* FTSE 100 down 0.6 pct
* Investors eye tighter than expected UK election
* Energy stocks weigh after oil price sell-off
* RBS leads financials higher
* RPC falls after results
(Adds details, closing prices)
By Helen Reid and Danilo Masoni
LONDON, June 7 Britain's major share index fell
on Wednesday, a day before Britons were set to begin voting in
parliamentary elections that will shape talks for the country's
exit from the European Union.
A sharp drop in energy shares and weakness among big
international companies, whose profits benefit from a weak local
currency, drove the FTSE 100 down 0.6 percent, as
sterling hit a two week high.
Polls have suggested that support for Prime Minister Theresa
May's party was slipping, raising the possibility of a smaller
majority or a hung parliament.
But investors still saw a Conservative majority as the most
likely outcome and although volatility has ticked up
over the past week, it remains near historic lows and far from
its levels in the run-up to the Brexit vote in June last year.
Mid-caps outperformed blue-chip stocks, up 0.2
percent after three sessions in the red.
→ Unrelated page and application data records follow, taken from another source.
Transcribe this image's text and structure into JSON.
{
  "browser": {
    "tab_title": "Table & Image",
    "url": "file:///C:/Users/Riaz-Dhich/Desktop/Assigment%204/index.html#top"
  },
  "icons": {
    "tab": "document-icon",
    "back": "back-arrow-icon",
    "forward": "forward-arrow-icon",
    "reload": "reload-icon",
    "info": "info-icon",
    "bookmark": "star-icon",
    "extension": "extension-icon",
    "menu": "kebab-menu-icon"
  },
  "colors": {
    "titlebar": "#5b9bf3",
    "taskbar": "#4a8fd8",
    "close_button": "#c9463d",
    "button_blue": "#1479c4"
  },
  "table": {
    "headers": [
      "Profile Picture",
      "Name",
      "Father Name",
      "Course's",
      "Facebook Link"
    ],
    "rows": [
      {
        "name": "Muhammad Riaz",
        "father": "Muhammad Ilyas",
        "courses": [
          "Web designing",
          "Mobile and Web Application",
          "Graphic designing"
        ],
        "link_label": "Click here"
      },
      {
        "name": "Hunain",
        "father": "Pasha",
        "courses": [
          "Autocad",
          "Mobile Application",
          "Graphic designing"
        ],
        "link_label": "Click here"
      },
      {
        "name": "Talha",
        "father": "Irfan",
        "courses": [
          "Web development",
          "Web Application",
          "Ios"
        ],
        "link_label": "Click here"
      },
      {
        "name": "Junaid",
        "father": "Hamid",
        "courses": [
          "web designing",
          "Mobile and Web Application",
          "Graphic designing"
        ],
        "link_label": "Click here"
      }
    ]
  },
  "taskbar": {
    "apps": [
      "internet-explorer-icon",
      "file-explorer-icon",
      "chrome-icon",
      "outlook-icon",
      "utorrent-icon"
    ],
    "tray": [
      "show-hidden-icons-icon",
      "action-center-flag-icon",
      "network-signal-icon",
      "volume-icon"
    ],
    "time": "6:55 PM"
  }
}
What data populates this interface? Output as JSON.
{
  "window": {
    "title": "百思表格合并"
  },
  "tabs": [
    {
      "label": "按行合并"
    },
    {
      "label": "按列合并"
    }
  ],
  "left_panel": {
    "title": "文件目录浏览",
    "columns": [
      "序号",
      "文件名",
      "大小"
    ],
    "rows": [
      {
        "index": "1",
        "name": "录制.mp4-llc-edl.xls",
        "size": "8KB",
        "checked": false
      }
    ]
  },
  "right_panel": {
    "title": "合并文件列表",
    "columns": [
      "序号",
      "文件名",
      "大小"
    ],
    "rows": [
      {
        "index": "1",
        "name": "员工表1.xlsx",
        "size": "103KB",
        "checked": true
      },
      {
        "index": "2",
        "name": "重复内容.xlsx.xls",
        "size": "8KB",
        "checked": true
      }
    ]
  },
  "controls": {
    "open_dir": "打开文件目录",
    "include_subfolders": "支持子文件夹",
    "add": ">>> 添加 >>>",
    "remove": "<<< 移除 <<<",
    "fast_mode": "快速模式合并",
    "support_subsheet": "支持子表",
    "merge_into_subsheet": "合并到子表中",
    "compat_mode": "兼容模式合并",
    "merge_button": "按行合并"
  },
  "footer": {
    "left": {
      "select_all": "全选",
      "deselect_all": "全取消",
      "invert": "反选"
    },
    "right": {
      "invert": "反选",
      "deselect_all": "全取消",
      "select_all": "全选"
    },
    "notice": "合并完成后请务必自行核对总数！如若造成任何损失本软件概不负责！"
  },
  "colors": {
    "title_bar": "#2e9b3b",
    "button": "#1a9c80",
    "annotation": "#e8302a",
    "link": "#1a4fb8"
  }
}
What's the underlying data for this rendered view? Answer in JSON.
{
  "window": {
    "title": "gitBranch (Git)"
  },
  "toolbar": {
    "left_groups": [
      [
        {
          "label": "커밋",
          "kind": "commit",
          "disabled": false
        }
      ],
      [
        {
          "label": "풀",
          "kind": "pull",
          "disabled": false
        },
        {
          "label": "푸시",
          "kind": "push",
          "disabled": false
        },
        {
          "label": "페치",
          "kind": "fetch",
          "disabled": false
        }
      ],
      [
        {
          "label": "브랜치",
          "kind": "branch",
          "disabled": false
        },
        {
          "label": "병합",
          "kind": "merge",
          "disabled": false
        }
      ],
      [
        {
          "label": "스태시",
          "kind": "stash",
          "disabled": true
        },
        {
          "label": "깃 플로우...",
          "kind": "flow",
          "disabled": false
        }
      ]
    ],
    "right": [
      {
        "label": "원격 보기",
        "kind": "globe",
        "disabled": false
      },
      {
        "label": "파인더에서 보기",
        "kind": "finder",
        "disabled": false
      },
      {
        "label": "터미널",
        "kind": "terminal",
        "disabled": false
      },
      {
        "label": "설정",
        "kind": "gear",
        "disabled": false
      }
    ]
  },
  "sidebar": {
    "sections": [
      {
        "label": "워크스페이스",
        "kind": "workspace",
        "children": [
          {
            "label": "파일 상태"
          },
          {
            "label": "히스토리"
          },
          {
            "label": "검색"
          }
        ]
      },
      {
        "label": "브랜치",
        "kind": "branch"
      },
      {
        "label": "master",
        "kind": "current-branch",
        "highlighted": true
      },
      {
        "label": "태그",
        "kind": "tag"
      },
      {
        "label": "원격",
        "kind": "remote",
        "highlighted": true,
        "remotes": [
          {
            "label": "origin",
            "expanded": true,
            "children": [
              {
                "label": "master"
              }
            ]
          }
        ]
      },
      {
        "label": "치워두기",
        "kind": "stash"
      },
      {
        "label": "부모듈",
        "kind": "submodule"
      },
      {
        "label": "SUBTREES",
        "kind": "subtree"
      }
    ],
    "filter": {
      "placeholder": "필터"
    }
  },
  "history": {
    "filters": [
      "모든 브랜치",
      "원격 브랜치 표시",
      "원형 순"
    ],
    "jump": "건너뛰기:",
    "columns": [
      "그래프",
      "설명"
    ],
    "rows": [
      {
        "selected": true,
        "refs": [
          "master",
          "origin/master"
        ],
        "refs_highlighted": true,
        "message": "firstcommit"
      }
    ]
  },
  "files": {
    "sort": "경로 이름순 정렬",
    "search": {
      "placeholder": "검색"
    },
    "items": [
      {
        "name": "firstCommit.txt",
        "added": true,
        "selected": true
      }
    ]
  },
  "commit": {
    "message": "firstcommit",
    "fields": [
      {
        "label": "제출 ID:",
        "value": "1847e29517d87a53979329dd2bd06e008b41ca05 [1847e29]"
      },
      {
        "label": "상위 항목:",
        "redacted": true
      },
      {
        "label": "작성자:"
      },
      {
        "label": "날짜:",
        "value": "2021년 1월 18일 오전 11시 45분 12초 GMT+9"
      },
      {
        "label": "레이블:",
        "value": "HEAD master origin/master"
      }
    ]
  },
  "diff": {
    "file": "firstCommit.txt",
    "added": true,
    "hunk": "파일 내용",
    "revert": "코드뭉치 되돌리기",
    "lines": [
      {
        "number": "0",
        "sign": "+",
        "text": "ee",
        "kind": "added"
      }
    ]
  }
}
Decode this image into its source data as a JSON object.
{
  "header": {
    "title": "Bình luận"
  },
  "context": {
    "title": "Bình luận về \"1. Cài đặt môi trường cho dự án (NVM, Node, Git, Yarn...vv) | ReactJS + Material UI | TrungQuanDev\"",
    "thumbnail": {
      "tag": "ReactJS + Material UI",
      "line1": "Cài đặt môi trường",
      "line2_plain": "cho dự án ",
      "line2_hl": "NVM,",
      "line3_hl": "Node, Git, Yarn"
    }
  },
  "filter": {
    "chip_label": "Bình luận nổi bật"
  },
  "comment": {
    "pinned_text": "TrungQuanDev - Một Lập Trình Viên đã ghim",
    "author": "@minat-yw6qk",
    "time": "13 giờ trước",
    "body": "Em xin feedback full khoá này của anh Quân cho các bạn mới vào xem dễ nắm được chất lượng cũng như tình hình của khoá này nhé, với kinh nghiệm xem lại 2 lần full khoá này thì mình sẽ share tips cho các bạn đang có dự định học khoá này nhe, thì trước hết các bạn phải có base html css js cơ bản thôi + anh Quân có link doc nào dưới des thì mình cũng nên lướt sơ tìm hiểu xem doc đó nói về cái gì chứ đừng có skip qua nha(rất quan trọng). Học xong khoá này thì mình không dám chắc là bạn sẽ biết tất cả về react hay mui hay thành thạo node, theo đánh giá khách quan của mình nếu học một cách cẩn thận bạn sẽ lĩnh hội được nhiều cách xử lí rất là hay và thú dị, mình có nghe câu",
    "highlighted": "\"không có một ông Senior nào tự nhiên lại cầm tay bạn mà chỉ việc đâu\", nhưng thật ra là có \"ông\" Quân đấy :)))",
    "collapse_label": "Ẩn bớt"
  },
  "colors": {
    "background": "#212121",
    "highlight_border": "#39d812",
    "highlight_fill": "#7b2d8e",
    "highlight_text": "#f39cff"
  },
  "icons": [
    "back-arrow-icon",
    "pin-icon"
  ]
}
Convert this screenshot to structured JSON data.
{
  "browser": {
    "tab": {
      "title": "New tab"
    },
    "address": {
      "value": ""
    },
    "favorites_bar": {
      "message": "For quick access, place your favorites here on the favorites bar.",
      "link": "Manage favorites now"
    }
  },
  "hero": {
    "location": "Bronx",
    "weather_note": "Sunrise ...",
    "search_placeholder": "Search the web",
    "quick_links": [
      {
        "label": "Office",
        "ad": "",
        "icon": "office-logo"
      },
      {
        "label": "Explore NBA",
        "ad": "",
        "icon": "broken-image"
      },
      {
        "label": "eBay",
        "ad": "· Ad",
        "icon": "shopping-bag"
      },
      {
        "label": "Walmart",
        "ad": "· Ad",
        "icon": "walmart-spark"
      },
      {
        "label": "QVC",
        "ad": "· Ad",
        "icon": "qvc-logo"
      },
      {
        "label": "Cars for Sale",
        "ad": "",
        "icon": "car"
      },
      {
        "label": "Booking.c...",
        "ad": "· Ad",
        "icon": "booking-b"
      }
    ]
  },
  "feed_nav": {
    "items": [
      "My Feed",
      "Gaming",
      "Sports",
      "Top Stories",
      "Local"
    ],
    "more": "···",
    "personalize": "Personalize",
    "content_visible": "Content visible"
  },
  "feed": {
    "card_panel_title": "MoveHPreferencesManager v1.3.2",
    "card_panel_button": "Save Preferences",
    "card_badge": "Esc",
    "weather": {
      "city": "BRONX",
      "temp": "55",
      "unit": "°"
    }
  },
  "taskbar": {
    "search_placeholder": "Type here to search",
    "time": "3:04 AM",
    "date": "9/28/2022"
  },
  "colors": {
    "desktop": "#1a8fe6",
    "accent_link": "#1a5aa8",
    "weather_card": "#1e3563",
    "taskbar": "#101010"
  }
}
The more
domestically-exposed stocks have been under more pressure of
late due to the perception of heightened British political risk.
"I think mid-caps will do better on the back of a
Conservative win," said Colin McLean, manager of the UK growth
fund at SVM Asset Management, adding they may suffer from a win
by Labour whose policies could increase labour costs.
"The bigger picture is that international stocks have been
doing less well ... quite a lot of what drove markets last year
has gone into reverse over the last six months and investors are
looking again at some of the beneficiaries of lower growth and
deflation," he added.
"That probably drives investors a little bit more than the
The energy sector took most points off the FTSE as oil
prices fell sharply following data showing that U.S. stocks of
crude oil and gasoline surprisingly rose last week.
Shares in WPP were a top FTSE faller, down 2.6
percent, after the world's largest advertising group released a
poor trading update.
Financials stocks were the biggest boost to the index,
helped higher by relief after the rescue of Spain's Banco
Popular by Banco Santander.
Royal Bank of Scotland and Lloyds both rose
more than 1 percent.
Astrazeneca fell 1 percent, after selling the rights
for its migraine drug Zomig to Grunenthal for up to $302
Shire also dropped 3 percent.
House prices in May came in 3.3 percent higher than a year
ago, slightly ahead of the forecast by economists in a Reuters
poll, giving a boost to housebuilders Persimmon and
Money managers were treading carefully ahead of the next big
potential macro shock, mindful of the unexpected outcomes of the
Brexit vote and U.S. election.
"This is a dangerous game to play - as polls and bookmakers
alike can often be wrong. Even with the result known, market
direction is difficult to predict," said Asbjorn Trolle Hansen,
manager of the Nordea GBP diversified return fund.
Packaging group RPC's profits more than doubled, yet
it fell 7.2 percent, as some brokers raised concerns over its
"The group has tried to address these concerns with
increased disclosure in these results but has clearly failed to
satisfy the market," said Nicholas Hyett, equity analyst at
(Editing by Alexander Smith; Editing by Tom Heneghan)